Restate the entries below exactly. Images are not part of the copy.

-- Supplied data follows --

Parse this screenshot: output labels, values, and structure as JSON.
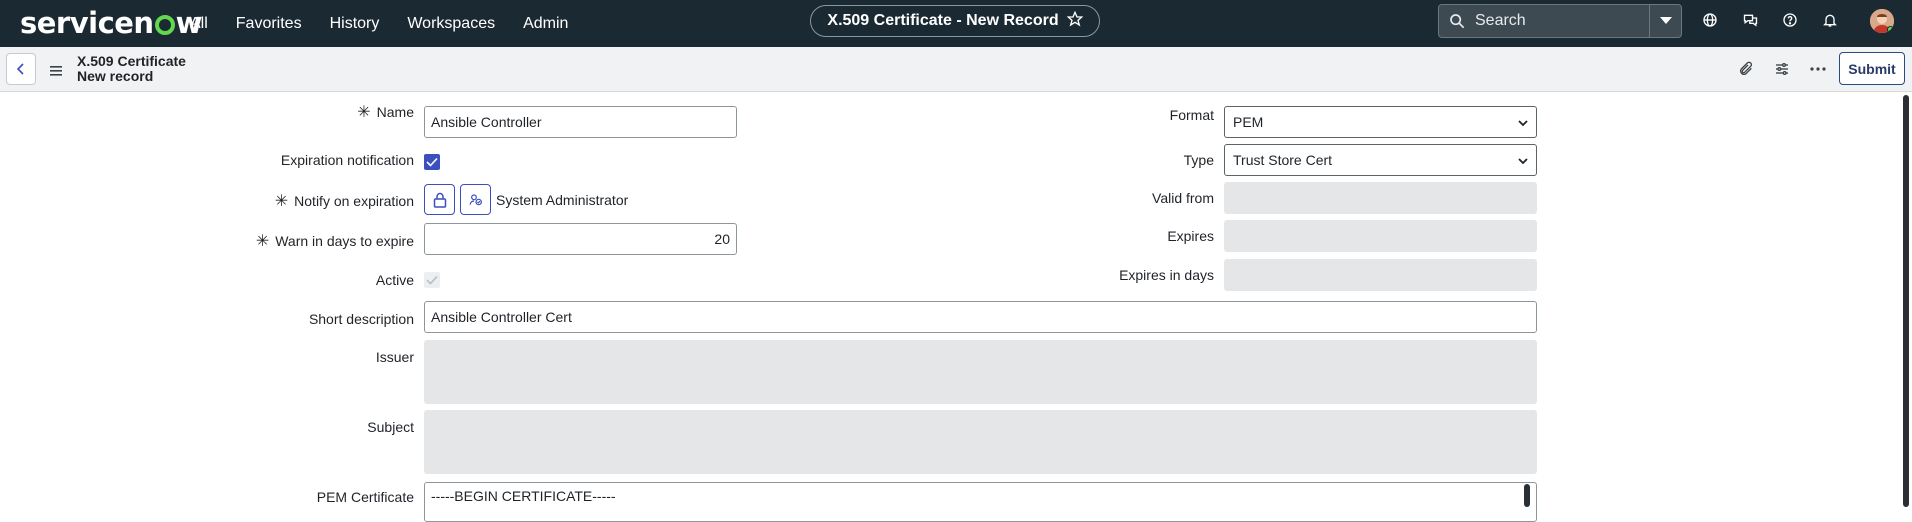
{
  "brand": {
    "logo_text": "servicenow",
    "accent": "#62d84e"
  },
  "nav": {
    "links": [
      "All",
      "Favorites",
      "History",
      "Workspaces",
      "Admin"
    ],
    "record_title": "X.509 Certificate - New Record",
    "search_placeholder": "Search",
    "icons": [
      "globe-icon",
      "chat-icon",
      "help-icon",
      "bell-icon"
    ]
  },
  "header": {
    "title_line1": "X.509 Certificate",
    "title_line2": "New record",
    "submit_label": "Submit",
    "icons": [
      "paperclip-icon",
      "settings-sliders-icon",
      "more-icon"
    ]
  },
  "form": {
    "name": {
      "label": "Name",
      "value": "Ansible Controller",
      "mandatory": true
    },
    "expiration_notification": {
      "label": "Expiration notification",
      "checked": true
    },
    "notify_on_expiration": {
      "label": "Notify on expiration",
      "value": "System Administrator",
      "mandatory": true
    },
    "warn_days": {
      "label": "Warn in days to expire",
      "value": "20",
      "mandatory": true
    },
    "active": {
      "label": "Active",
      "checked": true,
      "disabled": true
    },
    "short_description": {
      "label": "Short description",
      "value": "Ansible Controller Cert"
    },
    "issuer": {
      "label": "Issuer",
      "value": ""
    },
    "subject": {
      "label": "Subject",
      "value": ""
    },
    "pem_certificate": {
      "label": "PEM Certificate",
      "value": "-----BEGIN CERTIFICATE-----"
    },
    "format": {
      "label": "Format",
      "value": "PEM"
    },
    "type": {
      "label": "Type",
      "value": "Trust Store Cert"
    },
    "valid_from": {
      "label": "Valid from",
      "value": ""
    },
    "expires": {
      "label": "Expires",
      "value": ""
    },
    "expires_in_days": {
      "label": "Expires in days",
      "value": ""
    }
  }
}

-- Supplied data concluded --

■ Exercise response
Parse this screenshot: output labels, values, and structure as JSON.
{
  "brand": {
    "logo_text": "servicenow",
    "accent": "#62d84e"
  },
  "nav": {
    "links": [
      "All",
      "Favorites",
      "History",
      "Workspaces",
      "Admin"
    ],
    "record_title": "X.509 Certificate - New Record",
    "search_placeholder": "Search",
    "icons": [
      "globe-icon",
      "chat-icon",
      "help-icon",
      "bell-icon"
    ]
  },
  "header": {
    "title_line1": "X.509 Certificate",
    "title_line2": "New record",
    "submit_label": "Submit",
    "icons": [
      "paperclip-icon",
      "settings-sliders-icon",
      "more-icon"
    ]
  },
  "form": {
    "name": {
      "label": "Name",
      "value": "Ansible Controller",
      "mandatory": true
    },
    "expiration_notification": {
      "label": "Expiration notification",
      "checked": true
    },
    "notify_on_expiration": {
      "label": "Notify on expiration",
      "value": "System Administrator",
      "mandatory": true
    },
    "warn_days": {
      "label": "Warn in days to expire",
      "value": "20",
      "mandatory": true
    },
    "active": {
      "label": "Active",
      "checked": true,
      "disabled": true
    },
    "short_description": {
      "label": "Short description",
      "value": "Ansible Controller Cert"
    },
    "issuer": {
      "label": "Issuer",
      "value": ""
    },
    "subject": {
      "label": "Subject",
      "value": ""
    },
    "pem_certificate": {
      "label": "PEM Certificate",
      "value": "-----BEGIN CERTIFICATE-----"
    },
    "format": {
      "label": "Format",
      "value": "PEM"
    },
    "type": {
      "label": "Type",
      "value": "Trust Store Cert"
    },
    "valid_from": {
      "label": "Valid from",
      "value": ""
    },
    "expires": {
      "label": "Expires",
      "value": ""
    },
    "expires_in_days": {
      "label": "Expires in days",
      "value": ""
    }
  }
}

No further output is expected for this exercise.